"The idea from the beginning was that we make news apps very fast," Esa Makinen, news editor for data journalism, told us. "If there's some news element going on, we have to do something. We try to, whenever we do something, make it from scratch in two or three hours."
And Makinen said they will always look for opportunities to "modify" previous creations, to save time, instead of always starting anew.
Ottewell added that while "templating is really important", and is put into use in some cases by the team at Trinity Mirror, he advised journalists to be careful they are not overused to a degree that it loses the potential "impact". In some cases similarity is not a problem, such as with a "heavily templated" football tool produced by the data journalism unit, which readers can use to select their own team. But it is worth considering where repetition could be less effective, he said.
"In that instance, it doesn't matter that it's essentially the same graphic every time because it's the information which is of interest to people," he added.
And when it comes to home-made data apps, Ottewell advises newsrooms ensure they are made in a way which will require limited onward work.

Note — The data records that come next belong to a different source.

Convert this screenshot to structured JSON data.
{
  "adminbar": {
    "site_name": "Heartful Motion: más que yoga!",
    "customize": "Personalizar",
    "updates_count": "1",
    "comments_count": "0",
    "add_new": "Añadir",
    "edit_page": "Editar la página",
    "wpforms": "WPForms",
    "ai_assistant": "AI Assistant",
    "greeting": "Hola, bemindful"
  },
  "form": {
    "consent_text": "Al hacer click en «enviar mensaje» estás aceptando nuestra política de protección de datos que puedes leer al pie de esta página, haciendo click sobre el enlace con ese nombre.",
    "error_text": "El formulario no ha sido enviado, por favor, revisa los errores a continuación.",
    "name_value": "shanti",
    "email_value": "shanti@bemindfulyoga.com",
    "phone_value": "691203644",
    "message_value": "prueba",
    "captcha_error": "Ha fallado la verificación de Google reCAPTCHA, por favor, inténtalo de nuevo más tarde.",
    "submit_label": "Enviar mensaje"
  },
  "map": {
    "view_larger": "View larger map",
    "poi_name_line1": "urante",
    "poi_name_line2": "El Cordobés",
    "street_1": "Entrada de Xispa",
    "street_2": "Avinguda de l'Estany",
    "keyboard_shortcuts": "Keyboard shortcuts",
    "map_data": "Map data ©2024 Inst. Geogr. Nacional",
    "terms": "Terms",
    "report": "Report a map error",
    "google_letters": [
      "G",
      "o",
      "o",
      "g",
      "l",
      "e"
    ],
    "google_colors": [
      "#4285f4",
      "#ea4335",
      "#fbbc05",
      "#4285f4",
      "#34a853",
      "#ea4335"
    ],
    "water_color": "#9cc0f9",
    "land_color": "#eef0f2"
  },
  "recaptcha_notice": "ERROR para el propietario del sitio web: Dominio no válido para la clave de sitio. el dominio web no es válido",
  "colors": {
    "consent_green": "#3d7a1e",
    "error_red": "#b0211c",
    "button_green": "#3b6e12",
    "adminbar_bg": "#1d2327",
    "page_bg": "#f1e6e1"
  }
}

"We can't be spending all our time maintaining things we've already built," Ottewell explained. "Once it's built, I don't want us spending lots of time maintaining it. I need to make sure that as far as possible things are automated."
"If they're not automated," he added, then they will at least be "very low maintenance."
Remain focused on the story at all times
When it comes to visualiations, think KISS (Keep It Simple, Stupid). While there are fantastic examples of in-depth visualisations and interactives being produced by newsrooms, there is also much to be said for those graphics which are more to the point.
And when resources – particularly time – are limited, focusing on the main story to be told with fairly straight-forward visualisations can still deliver a powerful result.Sometimes I personally can get very bogged down in how I'm going to visualise my stories, or how I can do them differently, and sometimes you have to realise that simple can be goodKathryn Torney, The Detail
"Sometimes I personally can get very bogged down in how I'm going to visualise my stories, or how I can do them differently," Torney admitted, "and sometimes you have to realise that simple can be good".
The key is providing "layers", she added, by complementing data visualisations with other content, such as multimedia. But importantly, "keep your eye on what your key findings are and what your news line is", she said.
Ottewell also stressed that "the data has to lead the visualisation". Remember your role as a journalist, he said, and ensure that the end product is serving a purpose.
"You can tell a fantastic story sometimes just with a simple bar chart. If the story that's being told is good enough, the quality of the visualisation, or the intricacy of the visualisation, is not the most important thing. Indeed, sometimes, it can be a drawback because it takes away from the point.
"To me, yes, there's loads of great things you can do with visualisation. Yes there's some fantastic software to help us do that, but you shouldn't be bewitched by it and the most important thing, always, is the idea that drives the visualisation."